Output the records exactly, and drop each picture.

* * * * * * *

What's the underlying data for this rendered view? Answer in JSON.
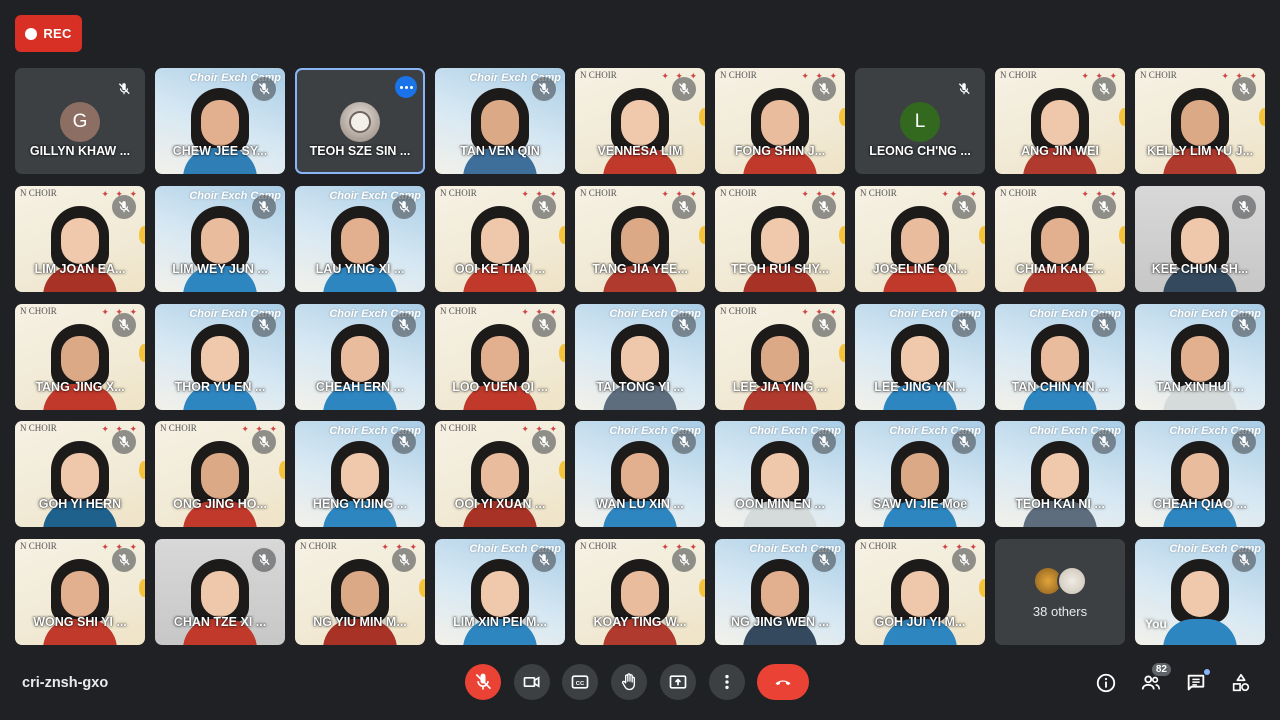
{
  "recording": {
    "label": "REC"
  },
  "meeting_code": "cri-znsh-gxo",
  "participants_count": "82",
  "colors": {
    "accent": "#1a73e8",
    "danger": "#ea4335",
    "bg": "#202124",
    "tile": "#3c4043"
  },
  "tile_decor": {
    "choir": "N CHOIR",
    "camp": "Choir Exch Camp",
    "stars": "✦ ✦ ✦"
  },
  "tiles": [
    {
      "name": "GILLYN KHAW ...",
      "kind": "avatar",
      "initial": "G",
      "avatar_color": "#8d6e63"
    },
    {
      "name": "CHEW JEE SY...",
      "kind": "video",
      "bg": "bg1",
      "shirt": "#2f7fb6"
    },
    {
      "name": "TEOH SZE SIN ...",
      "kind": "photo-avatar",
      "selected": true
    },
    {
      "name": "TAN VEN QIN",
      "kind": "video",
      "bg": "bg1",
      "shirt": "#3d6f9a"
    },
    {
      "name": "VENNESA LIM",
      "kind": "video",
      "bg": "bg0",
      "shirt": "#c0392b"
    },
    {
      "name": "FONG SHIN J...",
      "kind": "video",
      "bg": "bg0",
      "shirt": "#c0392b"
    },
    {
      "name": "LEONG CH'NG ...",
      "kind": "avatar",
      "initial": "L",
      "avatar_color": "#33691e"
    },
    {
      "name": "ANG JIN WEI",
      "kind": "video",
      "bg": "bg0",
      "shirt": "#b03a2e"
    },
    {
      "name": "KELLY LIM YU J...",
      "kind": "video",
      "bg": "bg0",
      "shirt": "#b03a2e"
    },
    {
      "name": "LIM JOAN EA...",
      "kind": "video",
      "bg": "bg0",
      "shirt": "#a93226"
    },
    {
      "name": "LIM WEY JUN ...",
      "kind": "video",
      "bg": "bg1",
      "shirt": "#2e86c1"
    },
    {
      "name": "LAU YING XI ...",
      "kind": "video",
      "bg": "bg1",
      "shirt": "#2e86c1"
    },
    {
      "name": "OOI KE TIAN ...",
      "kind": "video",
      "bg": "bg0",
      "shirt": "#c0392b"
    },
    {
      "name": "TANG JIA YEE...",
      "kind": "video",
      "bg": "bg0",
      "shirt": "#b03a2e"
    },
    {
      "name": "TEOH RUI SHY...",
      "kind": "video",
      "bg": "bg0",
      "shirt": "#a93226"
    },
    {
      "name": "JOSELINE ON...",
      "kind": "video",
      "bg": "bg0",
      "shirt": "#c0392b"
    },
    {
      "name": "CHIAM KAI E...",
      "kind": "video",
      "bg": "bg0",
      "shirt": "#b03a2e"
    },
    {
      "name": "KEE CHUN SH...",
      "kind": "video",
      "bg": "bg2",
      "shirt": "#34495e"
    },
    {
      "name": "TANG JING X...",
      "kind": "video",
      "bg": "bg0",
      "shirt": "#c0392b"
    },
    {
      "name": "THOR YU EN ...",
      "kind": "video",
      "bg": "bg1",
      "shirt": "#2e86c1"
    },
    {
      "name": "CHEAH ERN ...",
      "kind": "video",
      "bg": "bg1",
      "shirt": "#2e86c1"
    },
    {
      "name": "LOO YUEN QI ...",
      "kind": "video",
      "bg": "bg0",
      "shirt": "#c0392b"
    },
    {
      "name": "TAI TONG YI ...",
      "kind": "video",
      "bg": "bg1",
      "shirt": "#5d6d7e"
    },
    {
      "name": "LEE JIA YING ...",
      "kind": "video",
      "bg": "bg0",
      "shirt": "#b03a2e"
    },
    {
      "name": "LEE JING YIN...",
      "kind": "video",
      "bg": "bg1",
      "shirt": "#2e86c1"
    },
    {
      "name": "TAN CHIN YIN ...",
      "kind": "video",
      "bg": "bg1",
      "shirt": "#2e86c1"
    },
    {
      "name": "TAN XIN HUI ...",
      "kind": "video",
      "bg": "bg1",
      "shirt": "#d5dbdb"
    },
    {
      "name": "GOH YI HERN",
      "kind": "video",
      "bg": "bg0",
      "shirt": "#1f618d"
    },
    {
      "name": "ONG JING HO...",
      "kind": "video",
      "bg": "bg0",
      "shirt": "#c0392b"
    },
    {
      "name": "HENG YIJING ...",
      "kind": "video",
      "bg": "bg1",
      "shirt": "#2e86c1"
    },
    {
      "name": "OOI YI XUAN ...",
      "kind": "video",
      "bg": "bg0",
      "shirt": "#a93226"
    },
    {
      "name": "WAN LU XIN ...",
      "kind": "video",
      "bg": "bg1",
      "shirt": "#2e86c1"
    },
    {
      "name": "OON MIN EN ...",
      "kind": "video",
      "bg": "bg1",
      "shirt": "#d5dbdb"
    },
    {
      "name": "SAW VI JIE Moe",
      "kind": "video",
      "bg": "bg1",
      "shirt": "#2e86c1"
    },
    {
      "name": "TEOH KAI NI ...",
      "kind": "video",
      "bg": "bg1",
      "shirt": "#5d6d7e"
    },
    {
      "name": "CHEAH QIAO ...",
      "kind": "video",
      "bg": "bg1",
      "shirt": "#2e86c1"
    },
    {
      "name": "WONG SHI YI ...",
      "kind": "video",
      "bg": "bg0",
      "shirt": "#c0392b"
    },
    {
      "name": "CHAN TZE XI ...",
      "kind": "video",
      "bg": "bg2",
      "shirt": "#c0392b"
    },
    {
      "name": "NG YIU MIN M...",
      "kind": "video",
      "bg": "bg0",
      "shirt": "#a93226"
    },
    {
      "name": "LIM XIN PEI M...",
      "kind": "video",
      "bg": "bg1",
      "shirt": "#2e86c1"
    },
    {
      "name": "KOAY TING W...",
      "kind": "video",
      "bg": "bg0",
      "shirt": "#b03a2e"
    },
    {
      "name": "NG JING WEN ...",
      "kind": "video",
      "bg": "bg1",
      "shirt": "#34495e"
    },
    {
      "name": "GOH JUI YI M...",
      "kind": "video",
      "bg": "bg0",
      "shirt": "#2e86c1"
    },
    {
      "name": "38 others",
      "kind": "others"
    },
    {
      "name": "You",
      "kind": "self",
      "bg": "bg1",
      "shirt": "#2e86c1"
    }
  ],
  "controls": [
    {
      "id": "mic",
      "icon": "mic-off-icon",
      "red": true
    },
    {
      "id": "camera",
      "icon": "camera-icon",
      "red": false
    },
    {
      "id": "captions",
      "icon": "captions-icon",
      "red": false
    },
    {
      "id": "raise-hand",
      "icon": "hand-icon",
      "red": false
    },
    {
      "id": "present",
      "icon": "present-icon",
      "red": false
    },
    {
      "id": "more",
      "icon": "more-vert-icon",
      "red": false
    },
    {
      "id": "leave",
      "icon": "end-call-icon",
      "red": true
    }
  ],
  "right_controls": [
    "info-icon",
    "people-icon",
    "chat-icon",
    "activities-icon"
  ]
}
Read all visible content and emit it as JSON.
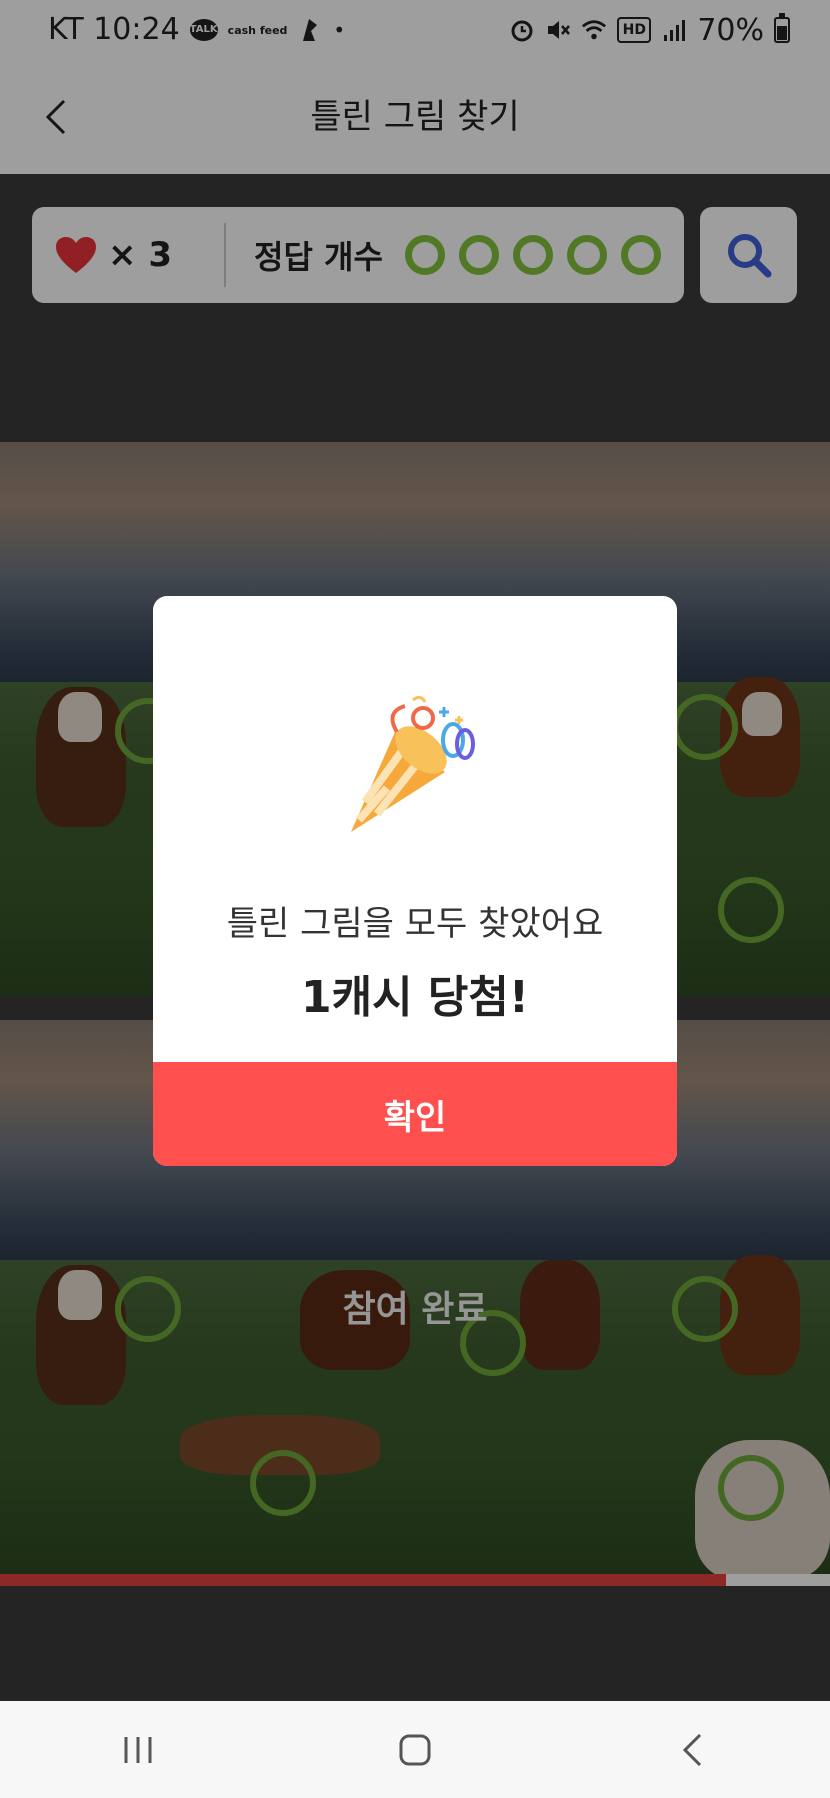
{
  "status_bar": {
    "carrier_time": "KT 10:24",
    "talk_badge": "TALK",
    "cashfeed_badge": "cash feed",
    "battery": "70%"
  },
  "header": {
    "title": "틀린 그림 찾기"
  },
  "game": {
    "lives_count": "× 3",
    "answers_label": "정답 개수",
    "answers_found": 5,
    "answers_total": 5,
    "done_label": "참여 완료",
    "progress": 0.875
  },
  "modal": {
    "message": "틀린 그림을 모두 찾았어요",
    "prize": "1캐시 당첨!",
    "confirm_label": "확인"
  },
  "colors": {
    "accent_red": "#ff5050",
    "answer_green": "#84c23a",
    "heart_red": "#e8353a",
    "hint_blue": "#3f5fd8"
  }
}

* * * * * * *

## Answer below
What's the underlying data for this rendered view? Answer in JSON.
{
  "recording": {
    "label": "REC"
  },
  "meeting_code": "cri-znsh-gxo",
  "participants_count": "82",
  "colors": {
    "accent": "#1a73e8",
    "danger": "#ea4335",
    "bg": "#202124",
    "tile": "#3c4043"
  },
  "tile_decor": {
    "choir": "N CHOIR",
    "camp": "Choir Exch Camp",
    "stars": "✦ ✦ ✦"
  },
  "tiles": [
    {
      "name": "GILLYN KHAW ...",
      "kind": "avatar",
      "initial": "G",
      "avatar_color": "#8d6e63"
    },
    {
      "name": "CHEW JEE SY...",
      "kind": "video",
      "bg": "bg1",
      "shirt": "#2f7fb6"
    },
    {
      "name": "TEOH SZE SIN ...",
      "kind": "photo-avatar",
      "selected": true
    },
    {
      "name": "TAN VEN QIN",
      "kind": "video",
      "bg": "bg1",
      "shirt": "#3d6f9a"
    },
    {
      "name": "VENNESA LIM",
      "kind": "video",
      "bg": "bg0",
      "shirt": "#c0392b"
    },
    {
      "name": "FONG SHIN J...",
      "kind": "video",
      "bg": "bg0",
      "shirt": "#c0392b"
    },
    {
      "name": "LEONG CH'NG ...",
      "kind": "avatar",
      "initial": "L",
      "avatar_color": "#33691e"
    },
    {
      "name": "ANG JIN WEI",
      "kind": "video",
      "bg": "bg0",
      "shirt": "#b03a2e"
    },
    {
      "name": "KELLY LIM YU J...",
      "kind": "video",
      "bg": "bg0",
      "shirt": "#b03a2e"
    },
    {
      "name": "LIM JOAN EA...",
      "kind": "video",
      "bg": "bg0",
      "shirt": "#a93226"
    },
    {
      "name": "LIM WEY JUN ...",
      "kind": "video",
      "bg": "bg1",
      "shirt": "#2e86c1"
    },
    {
      "name": "LAU YING XI ...",
      "kind": "video",
      "bg": "bg1",
      "shirt": "#2e86c1"
    },
    {
      "name": "OOI KE TIAN ...",
      "kind": "video",
      "bg": "bg0",
      "shirt": "#c0392b"
    },
    {
      "name": "TANG JIA YEE...",
      "kind": "video",
      "bg": "bg0",
      "shirt": "#b03a2e"
    },
    {
      "name": "TEOH RUI SHY...",
      "kind": "video",
      "bg": "bg0",
      "shirt": "#a93226"
    },
    {
      "name": "JOSELINE ON...",
      "kind": "video",
      "bg": "bg0",
      "shirt": "#c0392b"
    },
    {
      "name": "CHIAM KAI E...",
      "kind": "video",
      "bg": "bg0",
      "shirt": "#b03a2e"
    },
    {
      "name": "KEE CHUN SH...",
      "kind": "video",
      "bg": "bg2",
      "shirt": "#34495e"
    },
    {
      "name": "TANG JING X...",
      "kind": "video",
      "bg": "bg0",
      "shirt": "#c0392b"
    },
    {
      "name": "THOR YU EN ...",
      "kind": "video",
      "bg": "bg1",
      "shirt": "#2e86c1"
    },
    {
      "name": "CHEAH ERN ...",
      "kind": "video",
      "bg": "bg1",
      "shirt": "#2e86c1"
    },
    {
      "name": "LOO YUEN QI ...",
      "kind": "video",
      "bg": "bg0",
      "shirt": "#c0392b"
    },
    {
      "name": "TAI TONG YI ...",
      "kind": "video",
      "bg": "bg1",
      "shirt": "#5d6d7e"
    },
    {
      "name": "LEE JIA YING ...",
      "kind": "video",
      "bg": "bg0",
      "shirt": "#b03a2e"
    },
    {
      "name": "LEE JING YIN...",
      "kind": "video",
      "bg": "bg1",
      "shirt": "#2e86c1"
    },
    {
      "name": "TAN CHIN YIN ...",
      "kind": "video",
      "bg": "bg1",
      "shirt": "#2e86c1"
    },
    {
      "name": "TAN XIN HUI ...",
      "kind": "video",
      "bg": "bg1",
      "shirt": "#d5dbdb"
    },
    {
      "name": "GOH YI HERN",
      "kind": "video",
      "bg": "bg0",
      "shirt": "#1f618d"
    },
    {
      "name": "ONG JING HO...",
      "kind": "video",
      "bg": "bg0",
      "shirt": "#c0392b"
    },
    {
      "name": "HENG YIJING ...",
      "kind": "video",
      "bg": "bg1",
      "shirt": "#2e86c1"
    },
    {
      "name": "OOI YI XUAN ...",
      "kind": "video",
      "bg": "bg0",
      "shirt": "#a93226"
    },
    {
      "name": "WAN LU XIN ...",
      "kind": "video",
      "bg": "bg1",
      "shirt": "#2e86c1"
    },
    {
      "name": "OON MIN EN ...",
      "kind": "video",
      "bg": "bg1",
      "shirt": "#d5dbdb"
    },
    {
      "name": "SAW VI JIE Moe",
      "kind": "video",
      "bg": "bg1",
      "shirt": "#2e86c1"
    },
    {
      "name": "TEOH KAI NI ...",
      "kind": "video",
      "bg": "bg1",
      "shirt": "#5d6d7e"
    },
    {
      "name": "CHEAH QIAO ...",
      "kind": "video",
      "bg": "bg1",
      "shirt": "#2e86c1"
    },
    {
      "name": "WONG SHI YI ...",
      "kind": "video",
      "bg": "bg0",
      "shirt": "#c0392b"
    },
    {
      "name": "CHAN TZE XI ...",
      "kind": "video",
      "bg": "bg2",
      "shirt": "#c0392b"
    },
    {
      "name": "NG YIU MIN M...",
      "kind": "video",
      "bg": "bg0",
      "shirt": "#a93226"
    },
    {
      "name": "LIM XIN PEI M...",
      "kind": "video",
      "bg": "bg1",
      "shirt": "#2e86c1"
    },
    {
      "name": "KOAY TING W...",
      "kind": "video",
      "bg": "bg0",
      "shirt": "#b03a2e"
    },
    {
      "name": "NG JING WEN ...",
      "kind": "video",
      "bg": "bg1",
      "shirt": "#34495e"
    },
    {
      "name": "GOH JUI YI M...",
      "kind": "video",
      "bg": "bg0",
      "shirt": "#2e86c1"
    },
    {
      "name": "38 others",
      "kind": "others"
    },
    {
      "name": "You",
      "kind": "self",
      "bg": "bg1",
      "shirt": "#2e86c1"
    }
  ],
  "controls": [
    {
      "id": "mic",
      "icon": "mic-off-icon",
      "red": true
    },
    {
      "id": "camera",
      "icon": "camera-icon",
      "red": false
    },
    {
      "id": "captions",
      "icon": "captions-icon",
      "red": false
    },
    {
      "id": "raise-hand",
      "icon": "hand-icon",
      "red": false
    },
    {
      "id": "present",
      "icon": "present-icon",
      "red": false
    },
    {
      "id": "more",
      "icon": "more-vert-icon",
      "red": false
    },
    {
      "id": "leave",
      "icon": "end-call-icon",
      "red": true
    }
  ],
  "right_controls": [
    "info-icon",
    "people-icon",
    "chat-icon",
    "activities-icon"
  ]
}
Read all visible content and emit it as JSON.
{
  "status_bar": {
    "carrier_time": "KT 10:24",
    "talk_badge": "TALK",
    "cashfeed_badge": "cash feed",
    "battery": "70%"
  },
  "header": {
    "title": "틀린 그림 찾기"
  },
  "game": {
    "lives_count": "× 3",
    "answers_label": "정답 개수",
    "answers_found": 5,
    "answers_total": 5,
    "done_label": "참여 완료",
    "progress": 0.875
  },
  "modal": {
    "message": "틀린 그림을 모두 찾았어요",
    "prize": "1캐시 당첨!",
    "confirm_label": "확인"
  },
  "colors": {
    "accent_red": "#ff5050",
    "answer_green": "#84c23a",
    "heart_red": "#e8353a",
    "hint_blue": "#3f5fd8"
  }
}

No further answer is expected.